◆ Aim of the exercise: The lines needed are those below that contain the word "this"; copy each one.
┄┄┄┄┄┄┄┄┄┄
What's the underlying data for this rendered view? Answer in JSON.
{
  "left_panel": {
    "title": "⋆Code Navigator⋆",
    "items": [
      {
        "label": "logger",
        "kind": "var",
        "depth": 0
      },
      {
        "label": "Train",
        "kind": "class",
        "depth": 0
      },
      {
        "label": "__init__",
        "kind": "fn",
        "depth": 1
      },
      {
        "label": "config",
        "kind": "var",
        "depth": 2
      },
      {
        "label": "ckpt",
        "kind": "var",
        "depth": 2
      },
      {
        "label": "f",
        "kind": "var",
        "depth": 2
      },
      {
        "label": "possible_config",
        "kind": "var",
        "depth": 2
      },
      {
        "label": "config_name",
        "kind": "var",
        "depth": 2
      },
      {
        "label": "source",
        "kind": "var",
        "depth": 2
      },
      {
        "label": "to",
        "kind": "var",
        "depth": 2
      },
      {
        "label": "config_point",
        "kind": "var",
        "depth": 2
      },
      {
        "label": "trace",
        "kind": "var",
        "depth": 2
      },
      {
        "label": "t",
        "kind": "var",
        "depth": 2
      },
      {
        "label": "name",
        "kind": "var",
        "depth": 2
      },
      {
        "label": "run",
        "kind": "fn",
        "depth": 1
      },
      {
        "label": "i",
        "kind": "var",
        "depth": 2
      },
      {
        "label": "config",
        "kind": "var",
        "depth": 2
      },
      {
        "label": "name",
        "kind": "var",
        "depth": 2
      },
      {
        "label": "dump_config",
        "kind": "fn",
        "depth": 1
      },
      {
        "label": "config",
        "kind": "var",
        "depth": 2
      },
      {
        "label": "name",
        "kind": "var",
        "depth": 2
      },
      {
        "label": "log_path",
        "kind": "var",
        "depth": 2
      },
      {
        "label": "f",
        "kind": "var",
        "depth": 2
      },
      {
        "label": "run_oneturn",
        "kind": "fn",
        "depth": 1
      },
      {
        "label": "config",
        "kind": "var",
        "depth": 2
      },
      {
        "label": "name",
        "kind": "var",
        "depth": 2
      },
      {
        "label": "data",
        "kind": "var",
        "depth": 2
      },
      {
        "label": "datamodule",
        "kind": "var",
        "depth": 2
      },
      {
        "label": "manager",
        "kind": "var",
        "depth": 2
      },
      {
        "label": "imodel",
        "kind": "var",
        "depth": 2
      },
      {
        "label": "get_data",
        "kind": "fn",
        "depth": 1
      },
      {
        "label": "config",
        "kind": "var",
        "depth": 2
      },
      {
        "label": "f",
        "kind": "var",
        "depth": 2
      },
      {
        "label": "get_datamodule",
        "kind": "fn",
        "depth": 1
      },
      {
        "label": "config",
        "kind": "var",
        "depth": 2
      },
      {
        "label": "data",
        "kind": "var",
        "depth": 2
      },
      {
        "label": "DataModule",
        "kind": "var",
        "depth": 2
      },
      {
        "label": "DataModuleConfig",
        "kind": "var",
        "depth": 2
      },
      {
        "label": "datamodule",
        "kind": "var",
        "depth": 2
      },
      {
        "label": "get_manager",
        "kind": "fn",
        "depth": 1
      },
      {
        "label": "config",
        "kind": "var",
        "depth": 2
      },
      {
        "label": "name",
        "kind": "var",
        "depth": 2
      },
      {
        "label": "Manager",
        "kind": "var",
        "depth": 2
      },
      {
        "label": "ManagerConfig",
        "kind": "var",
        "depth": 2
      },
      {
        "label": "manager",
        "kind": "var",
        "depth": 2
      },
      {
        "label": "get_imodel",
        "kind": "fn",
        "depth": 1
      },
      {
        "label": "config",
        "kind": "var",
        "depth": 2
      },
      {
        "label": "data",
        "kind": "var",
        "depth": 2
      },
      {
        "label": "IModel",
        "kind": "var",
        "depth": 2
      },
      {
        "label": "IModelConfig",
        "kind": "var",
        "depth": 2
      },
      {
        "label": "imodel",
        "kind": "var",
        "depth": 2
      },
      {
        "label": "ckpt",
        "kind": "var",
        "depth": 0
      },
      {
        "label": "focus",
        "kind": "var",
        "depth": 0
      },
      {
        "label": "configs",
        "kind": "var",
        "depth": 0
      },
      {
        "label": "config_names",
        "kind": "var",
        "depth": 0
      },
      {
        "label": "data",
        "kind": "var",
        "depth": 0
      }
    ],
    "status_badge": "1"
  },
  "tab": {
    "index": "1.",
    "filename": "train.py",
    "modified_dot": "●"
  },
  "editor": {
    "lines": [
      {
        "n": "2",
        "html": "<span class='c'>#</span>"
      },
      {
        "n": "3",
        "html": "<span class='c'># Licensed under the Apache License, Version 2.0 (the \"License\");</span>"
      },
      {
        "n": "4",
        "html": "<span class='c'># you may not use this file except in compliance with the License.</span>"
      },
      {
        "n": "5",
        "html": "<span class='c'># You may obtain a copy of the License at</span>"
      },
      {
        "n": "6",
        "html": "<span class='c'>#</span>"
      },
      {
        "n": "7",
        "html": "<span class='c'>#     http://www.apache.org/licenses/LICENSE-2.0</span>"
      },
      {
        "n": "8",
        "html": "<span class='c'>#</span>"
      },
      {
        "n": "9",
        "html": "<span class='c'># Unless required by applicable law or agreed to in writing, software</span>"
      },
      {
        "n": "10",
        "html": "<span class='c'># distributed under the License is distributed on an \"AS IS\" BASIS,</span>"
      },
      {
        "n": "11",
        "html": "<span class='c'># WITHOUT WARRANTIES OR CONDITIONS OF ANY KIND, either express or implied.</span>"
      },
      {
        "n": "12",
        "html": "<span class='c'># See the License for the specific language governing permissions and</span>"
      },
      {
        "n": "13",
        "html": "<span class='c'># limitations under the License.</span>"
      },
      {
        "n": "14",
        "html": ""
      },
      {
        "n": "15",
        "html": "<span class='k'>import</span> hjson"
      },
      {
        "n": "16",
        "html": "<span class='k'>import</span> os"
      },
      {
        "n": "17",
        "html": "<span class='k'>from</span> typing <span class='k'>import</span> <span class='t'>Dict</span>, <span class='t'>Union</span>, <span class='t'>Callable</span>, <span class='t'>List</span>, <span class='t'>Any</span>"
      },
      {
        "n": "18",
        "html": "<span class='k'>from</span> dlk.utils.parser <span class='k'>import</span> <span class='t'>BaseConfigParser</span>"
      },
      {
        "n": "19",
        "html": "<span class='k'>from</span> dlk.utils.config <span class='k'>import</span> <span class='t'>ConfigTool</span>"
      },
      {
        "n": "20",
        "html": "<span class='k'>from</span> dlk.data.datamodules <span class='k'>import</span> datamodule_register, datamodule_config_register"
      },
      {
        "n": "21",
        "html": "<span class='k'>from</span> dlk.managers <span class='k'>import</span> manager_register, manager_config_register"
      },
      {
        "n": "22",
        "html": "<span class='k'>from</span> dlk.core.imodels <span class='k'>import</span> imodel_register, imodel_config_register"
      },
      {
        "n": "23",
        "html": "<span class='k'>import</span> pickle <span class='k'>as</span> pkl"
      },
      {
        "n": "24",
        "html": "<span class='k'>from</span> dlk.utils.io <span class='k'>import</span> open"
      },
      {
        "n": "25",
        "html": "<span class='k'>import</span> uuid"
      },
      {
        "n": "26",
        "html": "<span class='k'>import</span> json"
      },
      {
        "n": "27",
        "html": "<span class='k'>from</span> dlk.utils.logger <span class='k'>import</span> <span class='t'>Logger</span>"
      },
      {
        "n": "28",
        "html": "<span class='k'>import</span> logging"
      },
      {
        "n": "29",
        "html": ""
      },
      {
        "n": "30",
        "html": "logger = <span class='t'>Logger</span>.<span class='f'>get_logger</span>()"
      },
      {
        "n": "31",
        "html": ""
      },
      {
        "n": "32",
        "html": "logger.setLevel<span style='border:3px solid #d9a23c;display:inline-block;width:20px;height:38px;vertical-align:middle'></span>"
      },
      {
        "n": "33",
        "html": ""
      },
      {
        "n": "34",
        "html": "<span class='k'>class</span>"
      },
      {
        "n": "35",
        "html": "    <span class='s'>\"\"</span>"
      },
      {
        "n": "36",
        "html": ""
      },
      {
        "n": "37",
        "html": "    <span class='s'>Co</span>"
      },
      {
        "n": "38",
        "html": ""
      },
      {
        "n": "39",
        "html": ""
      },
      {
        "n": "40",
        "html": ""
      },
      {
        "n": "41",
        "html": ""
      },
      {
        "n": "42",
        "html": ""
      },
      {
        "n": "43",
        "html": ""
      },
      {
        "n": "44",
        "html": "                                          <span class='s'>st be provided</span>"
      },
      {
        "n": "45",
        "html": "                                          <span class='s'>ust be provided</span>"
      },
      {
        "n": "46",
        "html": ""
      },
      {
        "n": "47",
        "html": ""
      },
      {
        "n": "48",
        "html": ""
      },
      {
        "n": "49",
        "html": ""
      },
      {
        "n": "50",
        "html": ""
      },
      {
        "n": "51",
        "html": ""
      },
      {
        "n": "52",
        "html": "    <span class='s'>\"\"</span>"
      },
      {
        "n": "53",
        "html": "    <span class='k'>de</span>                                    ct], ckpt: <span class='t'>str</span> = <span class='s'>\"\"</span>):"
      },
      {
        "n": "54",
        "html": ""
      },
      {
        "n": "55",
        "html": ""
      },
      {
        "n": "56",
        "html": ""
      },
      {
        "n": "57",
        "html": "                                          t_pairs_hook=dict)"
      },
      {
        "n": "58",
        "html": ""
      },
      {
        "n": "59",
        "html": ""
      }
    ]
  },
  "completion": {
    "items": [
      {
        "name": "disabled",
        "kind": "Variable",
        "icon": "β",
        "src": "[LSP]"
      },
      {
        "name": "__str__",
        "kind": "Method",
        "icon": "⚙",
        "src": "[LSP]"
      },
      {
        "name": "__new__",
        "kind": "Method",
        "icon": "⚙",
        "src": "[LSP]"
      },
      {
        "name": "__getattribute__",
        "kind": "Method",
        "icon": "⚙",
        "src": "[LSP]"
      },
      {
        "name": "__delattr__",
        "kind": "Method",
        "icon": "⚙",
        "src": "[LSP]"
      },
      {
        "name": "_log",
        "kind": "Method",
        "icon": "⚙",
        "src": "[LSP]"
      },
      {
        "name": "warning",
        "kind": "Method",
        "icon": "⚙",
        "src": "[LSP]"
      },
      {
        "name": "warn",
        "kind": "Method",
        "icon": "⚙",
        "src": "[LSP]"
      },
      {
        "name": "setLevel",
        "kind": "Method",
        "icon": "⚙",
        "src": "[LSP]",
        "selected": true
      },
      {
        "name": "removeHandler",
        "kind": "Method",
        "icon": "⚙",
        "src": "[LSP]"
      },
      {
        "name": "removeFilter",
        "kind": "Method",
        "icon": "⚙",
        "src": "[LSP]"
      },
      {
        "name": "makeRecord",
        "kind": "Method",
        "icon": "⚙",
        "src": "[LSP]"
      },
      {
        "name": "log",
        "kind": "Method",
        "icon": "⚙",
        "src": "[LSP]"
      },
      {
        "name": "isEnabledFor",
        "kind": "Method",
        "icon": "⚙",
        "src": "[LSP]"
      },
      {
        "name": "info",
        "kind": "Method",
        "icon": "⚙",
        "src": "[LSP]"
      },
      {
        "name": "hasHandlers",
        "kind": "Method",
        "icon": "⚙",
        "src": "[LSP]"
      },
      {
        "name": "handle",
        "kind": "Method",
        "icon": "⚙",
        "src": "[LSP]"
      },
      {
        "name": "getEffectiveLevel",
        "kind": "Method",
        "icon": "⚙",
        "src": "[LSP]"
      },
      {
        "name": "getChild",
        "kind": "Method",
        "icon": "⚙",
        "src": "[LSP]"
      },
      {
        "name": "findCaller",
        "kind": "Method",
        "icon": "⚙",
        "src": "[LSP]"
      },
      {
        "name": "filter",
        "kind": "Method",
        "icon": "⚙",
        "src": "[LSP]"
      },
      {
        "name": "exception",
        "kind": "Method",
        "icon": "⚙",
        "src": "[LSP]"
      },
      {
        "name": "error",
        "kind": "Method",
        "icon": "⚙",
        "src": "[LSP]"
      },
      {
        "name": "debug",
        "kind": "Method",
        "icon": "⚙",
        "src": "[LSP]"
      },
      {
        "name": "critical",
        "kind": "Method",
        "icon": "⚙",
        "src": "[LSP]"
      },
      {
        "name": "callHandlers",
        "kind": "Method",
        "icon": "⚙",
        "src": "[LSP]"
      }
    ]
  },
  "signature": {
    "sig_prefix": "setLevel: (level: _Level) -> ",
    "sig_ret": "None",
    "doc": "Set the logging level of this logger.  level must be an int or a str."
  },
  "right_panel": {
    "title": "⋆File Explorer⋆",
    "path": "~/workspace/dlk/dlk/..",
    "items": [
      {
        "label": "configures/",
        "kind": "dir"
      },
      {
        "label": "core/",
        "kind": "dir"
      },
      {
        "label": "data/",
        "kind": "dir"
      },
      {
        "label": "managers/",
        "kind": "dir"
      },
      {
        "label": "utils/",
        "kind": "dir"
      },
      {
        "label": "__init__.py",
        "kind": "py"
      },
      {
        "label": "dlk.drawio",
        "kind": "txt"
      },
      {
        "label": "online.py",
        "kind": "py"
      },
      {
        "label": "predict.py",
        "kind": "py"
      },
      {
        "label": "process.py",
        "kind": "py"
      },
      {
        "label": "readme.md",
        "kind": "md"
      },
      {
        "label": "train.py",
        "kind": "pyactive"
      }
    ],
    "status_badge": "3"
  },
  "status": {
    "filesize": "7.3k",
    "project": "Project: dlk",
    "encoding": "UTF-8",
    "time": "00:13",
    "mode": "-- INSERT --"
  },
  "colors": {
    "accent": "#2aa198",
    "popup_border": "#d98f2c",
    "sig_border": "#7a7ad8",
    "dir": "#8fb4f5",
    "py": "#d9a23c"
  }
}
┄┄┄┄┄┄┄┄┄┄
◆ Task response:
What's the underlying data for this rendered view? Answer in JSON.
        "html": "<span class='c'># you may not use this file except in compliance with the License.</span>"
    "doc": "Set the logging level of this logger.  level must be an int or a str."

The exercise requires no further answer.